Justice's comment helped me see more clearly a problem with Prensky's argument. He assumes a uniformity among digital natives and their preferred learning methods that seems questionable to me. It reminds me of the false assumptions about uniformity in learning that faculty members have been making for a long time: I liked learning from lectures, and, therefore, all of my students must like learning from lectures.
Anyone who takes the briefest look at theories of how human beings learn will discover that our students learn in all kinds of ways, and that we should never assume that any one method is universal or even a majority preference. Likewise, to blanket our current students with the label "digital natives" doesn't take into account the wide range of experiences and preferences they have with technology.
Can a wealthy student from an elite prep school, outfitted with every available technology, really be considered a fellow digital native with a rural student whose exposure to technology might be limited to an hour or two a week on a library computer? What about a student living in low-income housing? Or an immigrant recently arrived from a rural part of India or Africa?
All of which is to say, as I begin to refine my "Huh," that the right attitude here might be: Live and let live.
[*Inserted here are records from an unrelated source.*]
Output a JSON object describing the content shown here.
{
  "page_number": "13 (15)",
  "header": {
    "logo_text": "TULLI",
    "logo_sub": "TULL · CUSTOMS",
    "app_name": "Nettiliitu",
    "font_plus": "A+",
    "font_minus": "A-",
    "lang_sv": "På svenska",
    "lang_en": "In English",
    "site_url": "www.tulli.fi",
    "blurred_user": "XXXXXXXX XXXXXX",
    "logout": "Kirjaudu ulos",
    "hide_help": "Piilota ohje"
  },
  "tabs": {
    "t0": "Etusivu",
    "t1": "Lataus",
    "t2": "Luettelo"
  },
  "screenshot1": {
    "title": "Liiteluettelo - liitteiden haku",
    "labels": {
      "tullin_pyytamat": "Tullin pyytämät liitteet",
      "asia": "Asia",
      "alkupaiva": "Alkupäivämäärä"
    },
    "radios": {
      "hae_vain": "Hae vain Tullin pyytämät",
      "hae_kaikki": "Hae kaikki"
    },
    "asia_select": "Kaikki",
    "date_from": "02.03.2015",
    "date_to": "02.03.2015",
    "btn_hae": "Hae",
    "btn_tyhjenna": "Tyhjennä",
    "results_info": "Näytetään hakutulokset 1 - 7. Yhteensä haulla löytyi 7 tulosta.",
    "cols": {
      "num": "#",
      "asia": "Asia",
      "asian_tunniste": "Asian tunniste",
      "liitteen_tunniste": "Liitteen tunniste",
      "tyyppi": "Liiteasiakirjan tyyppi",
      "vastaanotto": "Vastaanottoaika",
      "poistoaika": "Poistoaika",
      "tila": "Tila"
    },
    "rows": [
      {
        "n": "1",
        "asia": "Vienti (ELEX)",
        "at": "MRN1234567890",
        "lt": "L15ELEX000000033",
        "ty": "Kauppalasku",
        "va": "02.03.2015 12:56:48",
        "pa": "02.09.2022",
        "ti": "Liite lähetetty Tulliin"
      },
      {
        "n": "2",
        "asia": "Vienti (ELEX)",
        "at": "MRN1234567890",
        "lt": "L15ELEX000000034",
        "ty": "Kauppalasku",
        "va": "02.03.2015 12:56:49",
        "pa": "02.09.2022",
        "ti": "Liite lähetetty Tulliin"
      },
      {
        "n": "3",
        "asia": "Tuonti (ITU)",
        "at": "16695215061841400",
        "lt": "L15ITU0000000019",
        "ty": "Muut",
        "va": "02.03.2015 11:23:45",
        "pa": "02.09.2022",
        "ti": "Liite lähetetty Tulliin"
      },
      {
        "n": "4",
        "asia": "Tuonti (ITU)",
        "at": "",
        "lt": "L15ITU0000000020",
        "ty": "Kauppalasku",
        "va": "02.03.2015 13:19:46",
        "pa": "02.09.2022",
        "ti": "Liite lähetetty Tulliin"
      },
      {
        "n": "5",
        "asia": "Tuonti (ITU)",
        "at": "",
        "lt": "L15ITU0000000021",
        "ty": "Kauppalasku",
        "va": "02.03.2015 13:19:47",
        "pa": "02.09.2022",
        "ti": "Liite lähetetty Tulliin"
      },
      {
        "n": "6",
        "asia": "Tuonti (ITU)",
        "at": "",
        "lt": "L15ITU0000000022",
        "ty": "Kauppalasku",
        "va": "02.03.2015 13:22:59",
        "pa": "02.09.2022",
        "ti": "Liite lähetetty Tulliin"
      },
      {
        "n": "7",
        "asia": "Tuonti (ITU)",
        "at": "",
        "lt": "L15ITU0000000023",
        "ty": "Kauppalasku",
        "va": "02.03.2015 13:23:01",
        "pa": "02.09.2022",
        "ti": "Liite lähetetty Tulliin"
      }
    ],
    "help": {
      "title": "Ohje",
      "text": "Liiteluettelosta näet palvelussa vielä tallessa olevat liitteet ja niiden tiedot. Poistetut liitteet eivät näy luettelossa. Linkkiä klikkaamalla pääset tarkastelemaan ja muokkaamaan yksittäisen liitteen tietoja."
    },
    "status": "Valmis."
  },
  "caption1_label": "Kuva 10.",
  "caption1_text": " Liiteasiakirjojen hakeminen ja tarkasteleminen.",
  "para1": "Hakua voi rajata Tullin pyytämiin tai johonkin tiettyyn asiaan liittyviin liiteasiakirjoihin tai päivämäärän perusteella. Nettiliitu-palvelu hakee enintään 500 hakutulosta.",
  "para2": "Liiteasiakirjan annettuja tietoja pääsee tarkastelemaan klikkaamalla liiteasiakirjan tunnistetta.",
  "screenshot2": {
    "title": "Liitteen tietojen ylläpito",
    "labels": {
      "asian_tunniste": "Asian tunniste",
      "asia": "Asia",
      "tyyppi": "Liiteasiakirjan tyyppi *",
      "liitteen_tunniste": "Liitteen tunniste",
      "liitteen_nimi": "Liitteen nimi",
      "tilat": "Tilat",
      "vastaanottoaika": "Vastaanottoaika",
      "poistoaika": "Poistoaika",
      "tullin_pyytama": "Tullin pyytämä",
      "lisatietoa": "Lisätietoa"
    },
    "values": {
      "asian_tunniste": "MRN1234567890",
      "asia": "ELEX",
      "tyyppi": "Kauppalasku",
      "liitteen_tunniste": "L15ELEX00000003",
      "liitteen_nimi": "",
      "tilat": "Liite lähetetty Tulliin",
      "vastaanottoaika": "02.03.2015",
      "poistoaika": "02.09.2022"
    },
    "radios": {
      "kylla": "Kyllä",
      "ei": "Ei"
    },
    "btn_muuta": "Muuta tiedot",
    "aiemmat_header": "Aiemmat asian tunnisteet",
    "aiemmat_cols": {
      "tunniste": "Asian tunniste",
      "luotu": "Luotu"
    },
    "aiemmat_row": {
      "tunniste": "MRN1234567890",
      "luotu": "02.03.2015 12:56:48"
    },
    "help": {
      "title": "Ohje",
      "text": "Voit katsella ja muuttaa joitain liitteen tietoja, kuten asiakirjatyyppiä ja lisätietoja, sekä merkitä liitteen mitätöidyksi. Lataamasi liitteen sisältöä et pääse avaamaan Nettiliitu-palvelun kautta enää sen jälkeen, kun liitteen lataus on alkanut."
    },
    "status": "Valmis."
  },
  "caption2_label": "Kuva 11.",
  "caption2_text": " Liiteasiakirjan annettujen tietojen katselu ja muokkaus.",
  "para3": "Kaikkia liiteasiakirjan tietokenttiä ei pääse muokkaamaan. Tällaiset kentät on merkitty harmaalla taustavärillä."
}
Let's welcome the pedagogical innovations of Prensky and his collaborators, but let's give equal respect to George Justice and his class of students holding books and pens. Our students can learn equally well from both kinds of classrooms, and which one is used should depend upon the subject, the teacher, and the students.
And part of live and let live means that no teacher should feel compelled -- by colleagues, administrators, or current theories -- to digitize his or her classroom. If you want to let new technologies inform and transform your classrooms, by all means do so. But if you believe your classroom is better off without those trappings, then keep them out.
I would even argue that, in a digital age, the value of sitting with books might become more important than the value of learning experiences designed to mimic the technological habits of our students.
I am a not-very-hopeful environmentalist, and I believe one of the main reasons we find ourselves in our current dire predicament is that the digital generations are not slowing down enough to look at the world around them, or to think about how the choices they make affect the physical world in which we live.
Walk to the most beautiful place on your campus -- ringed in flowers, shaded by tall trees, adjacent to a pond or fountain -- and sit down and watch the students walk by. The number of students who aren't on their cellphones or plugged into iPods dwindles more precipitously each year. That seems to me like an unfortunate transformation. The student who understands that she walks through beauty seems less likely to deface that beauty -- dropping a soda can along the way -- than one who has all of her attention on a cellphone conversation.
That may seem to take my argument far afield from teaching if you believe that our responsibility lies in training students narrowly in the skills and content of our disciplines. I don't believe that. We teach the whole person, and we all are responsible for teaching students to be good citizens in our democracy, and inhabitants of the planet.
So let's make use of the technologies that seem appropriate and effective, but let's not neglect to remind students that, for their own good and that of the planet, sometimes they need to find a pocket of nature or an unplugged classroom somewhere, and sit there with nothing but a brain and a book.
Later this summer I will offer my second annual reading list of books and other resources on teaching in higher education. If you have a suggestion -- whether it's something you have written on the topic or read, something new or a classic -- send me an e-mail message, and I will consider it for the column.